The restaurants of Prague have a relaxed view of customers sitting back with a coffee or a drink after the meal, so there is no need to feel rushed to leave after you have finished eating. Relax, enjoy your beverage, and maybe try one of the tasty desserts the restaurants offer.
Not very hungry? Maybe one of the many cafés will suit the bill. So many have an old-world charm, that a modern coffee shop just doesnʼt have. Try Café Slavia opened in 1884, right across from the National Theatre. Maybe the cubist coffee house at the House of the Black Madonna? Perhaps Dobrá čajovna in Wenceslas Square, which is one of my favorite in that area of town. Truthfully, you canʼt throw a tea bag without hitting a good café (though we might ask why you are throwing tea bags). We pointed out some of the coolest ones in this article, but donʼt be afraid to explore! The best café may be the one you find on your own.
The last two things I will mention are only open certain times of the year but must be listed. First, for a couple of months each winter ending in January, there will be temporary ice skating rings in certain areas of Prague. One is right in Old Town behind the Estates Theatre. Family friendly and a good way to burn the extra energy the children may have.

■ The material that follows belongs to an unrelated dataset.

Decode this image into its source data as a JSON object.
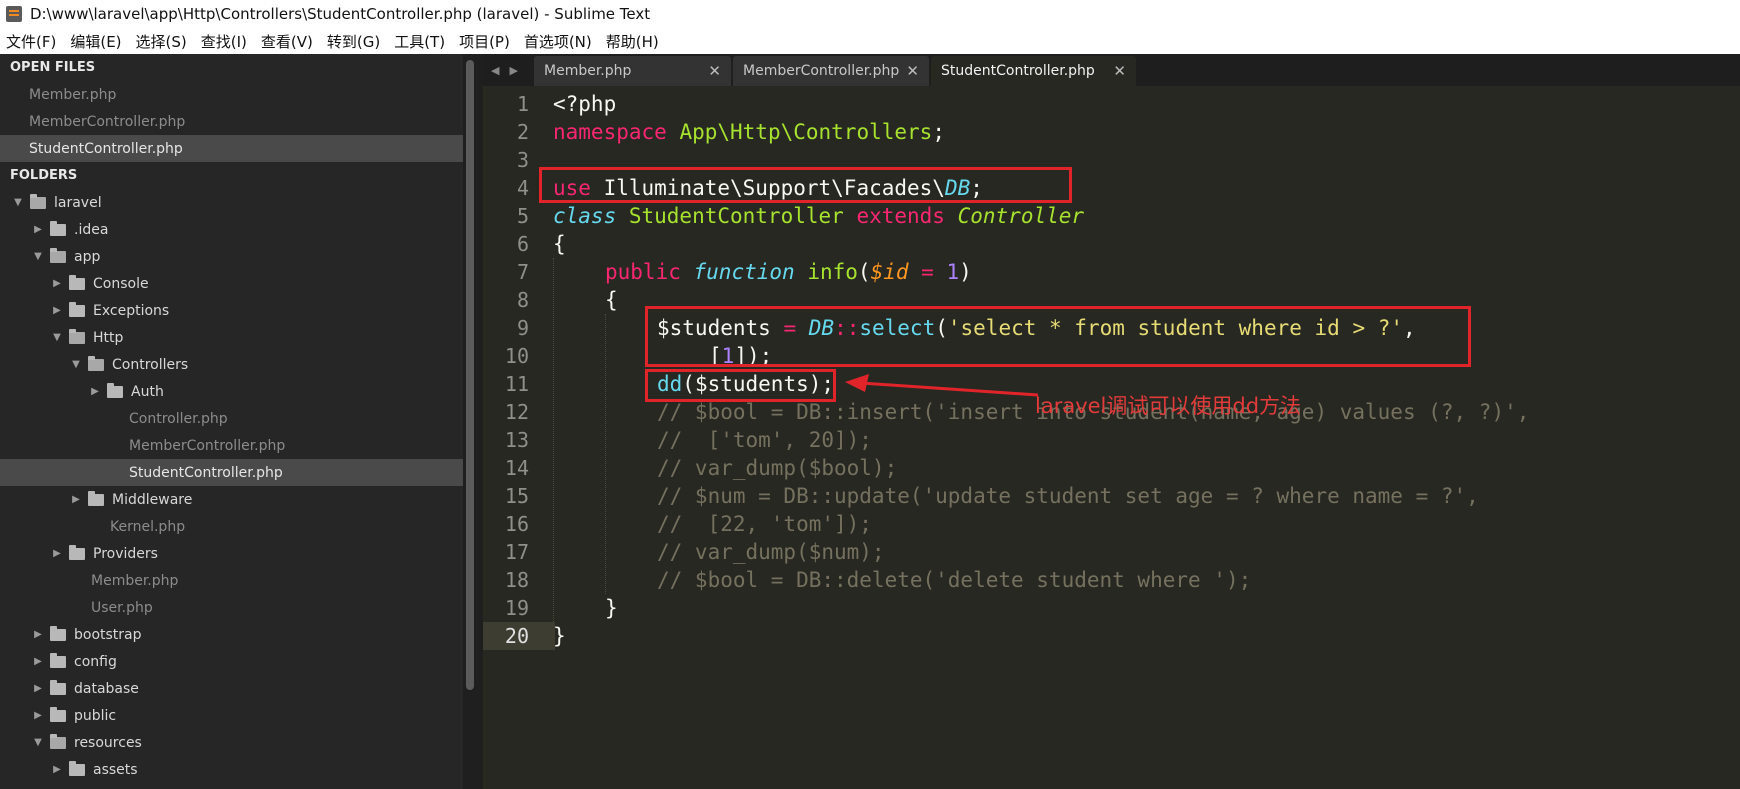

Perhaps one of the most enjoyable events the winter brings is the Christmas markets throughout the city. They are packed with handmade items, great foods, and enough beer, mead, and hot spiced wine to keep everyone warm and happy. The massive one in the Old Town Square also contains a stage for traditional Czech dances and songs and features a massive Christmas tree overlooking the event. Each year, we organize a special Christmas Tour devoted to these.
One final thing to suggest: bundle up and just wander the city. Kafka thought Prague was best in the winter. The city feels magical and romantic. With magic and romance all around, what is the problem with a bit of cold weather?
You can ask about these and other locations on any of the Urban Adventure tours in Prague.
February 25, 2019